• Knowing I would be publishing print and electronic versions of my memoir, like a dummy, I had two files going . . . a Word file and an InDesign book file. When it came time to make revisions to those files, you writers might be able to imagine the nightmare that ensued–two sets of corrections! Like the multi-tasker I have always been, my practice was to make the corrections in Word on the PC laptop on my left, then find the same spot on my InDesign file on my iMac in front of me. That got old really quickly.

• I got lazy and began making corrections on the PC, knowing that I could copy and paste on the InDesign file. That was fine until I got dizzy with all that pasting and pasted the same content or parts of content twice. Did not discover that until the book was published in all its formats.

• While I was not so arrogant as to assume that I could catch all my own mistakes and had three beta-readers and a retired English teacher as the ultimate proofreader, there were some electronic glitches. Only now, after publication, do I realize that the corrected file I got from the latter did not arrive with all the side annotations for corrections. Sigh!

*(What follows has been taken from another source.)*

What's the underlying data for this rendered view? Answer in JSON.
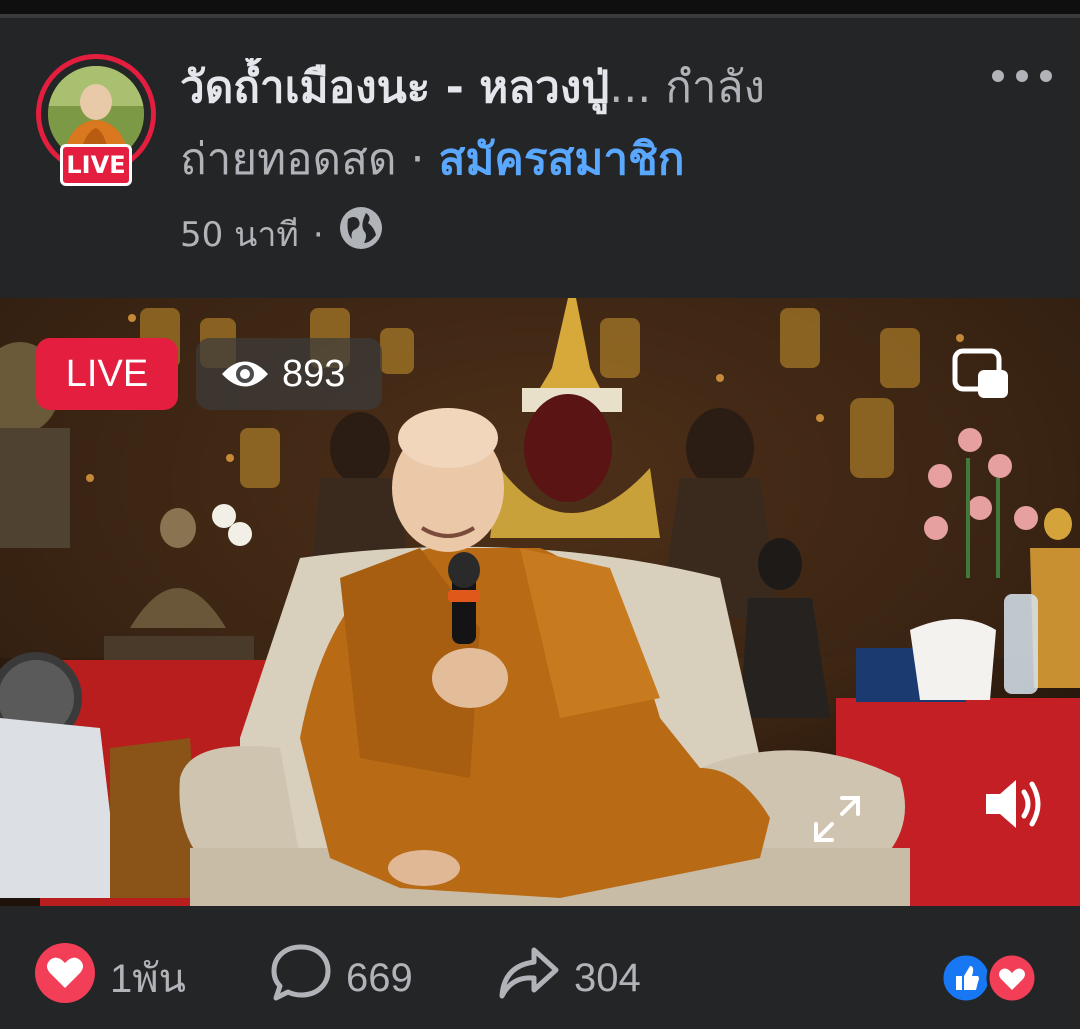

• I was so tired of multiple revisions, I just wanted to get the book published and get it out of my 24/7 awareness. Off it went to Createspace and a few days later, my proof arrived. Made corrections and ordered 50 print copies. When the poor UPS man nearly developed a hernia delivering two heavy boxes to my doorstep, I gave my son a copy and he found a mistake on the first page he opened. Later, a professional friend sent me a cryptic text that read, “Everyone knows you’re not supposed to end a sentence with a comma.” Well, curses and damn these bifocals!

• In the middle of all this turmoil, I’m frantically reading everything I can find online about marketing #books and indie publishing, in addition to subscribing to various email lists. I participated in a wonderful and inspiring virtual marketing seminar by Dvorah Lansky and immediately learned that any author thinking they will make even enough money to cover their costs on just one book is sadly mistaken. No, the prevailing theory is that you must publish multiple books, including several eBooks. Okay, that makes sense. But it doesn’t stop there. You also must dedicate yourself to morphing into a social media guru, leaving room in your already full schedule to additionally acquire skills to do podcasts, webinars, seminars, personal coaching and develop e-courses . . . in your sleep perhaps?

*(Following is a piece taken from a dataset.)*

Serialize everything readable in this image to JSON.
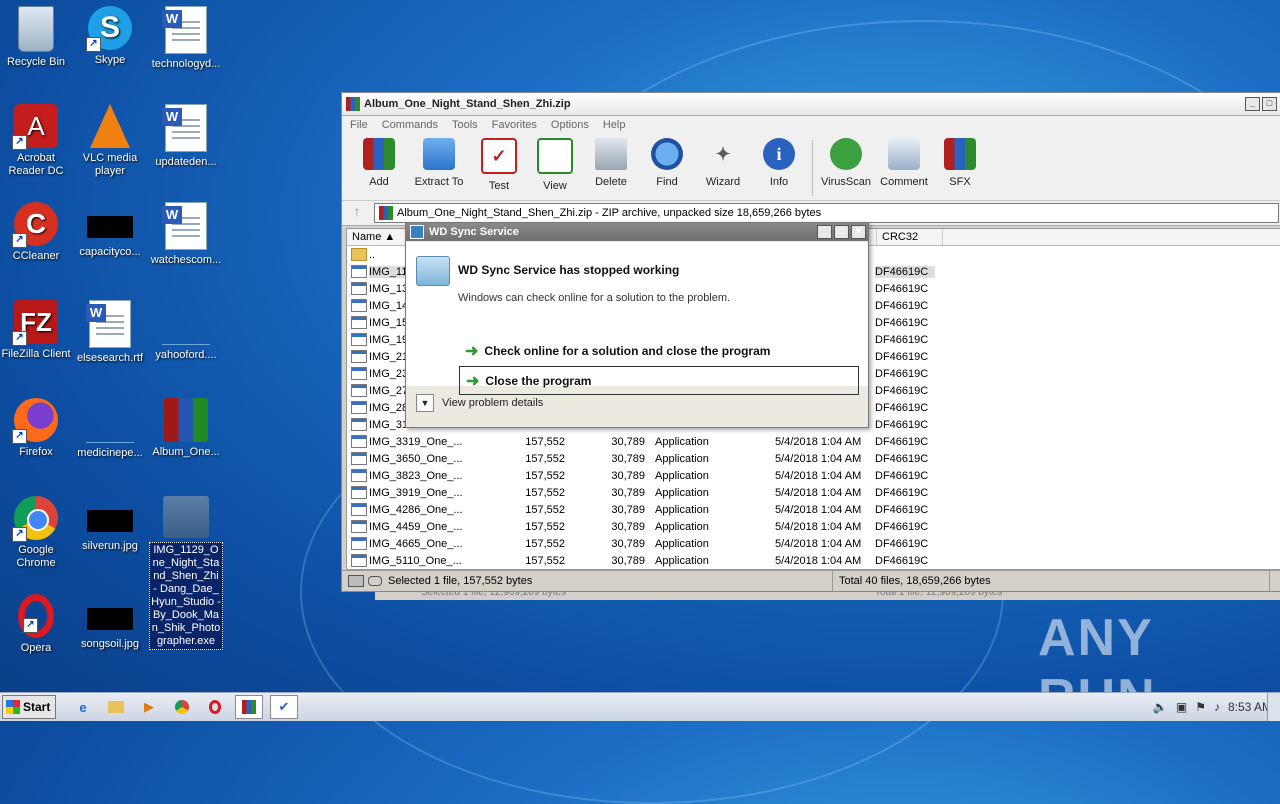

I wish I had read author Anne Allen’s blog, “Five Biggest Mistakes New Writers Make” prior to publishing my memoir. It would have saved me some frustration and time.

With my background in newspaper publishing, and with lots of new knowledge about the book publishing industry, I have now discovered some startling similarities between the two fields. And here is my earth-shattering conclusion: Newspaper, magazine and book publishing are changing at warp speed. In the last two decades we’ve gone from fields that were predictable enough to allow writers and publishers to take their money to the bank through traditional marketing and sales channels. In those good ole days, we were all specialists in our niches. In the newspaper business, we relied on cameramen in the pre-press rooms to tweak our photographs, mask around images to cut out backgrounds and otherwise make us look good to our readers. We had reporters, feature writers, editors and publishers with clear lines of demarcation and predictable job descriptions that seldom blurred.

Today, at least at community newspapers, everyone knows a little about features, news, photography, advertising and even videography. Now, instead of publish or die and meet your deadlines or die, journalists know they need to use social media or die. They also must know the meanings of terms like media convergence.

I am discovering similar patterns and challenges in book publishing in the new indie-driven market.

Way back when, in the infancy of my newspaper career, all I really wanted to do was write. But I had to learn how to sell advertising too, among sundry other skills. Now, in my second, late-advent career, all I want to do is write, but there is little time for that when your days are consumed with learning new tricks in the hope of someday selling your writing.

It’s enough to make an old writer want to die and be reborn as a 30-year-old.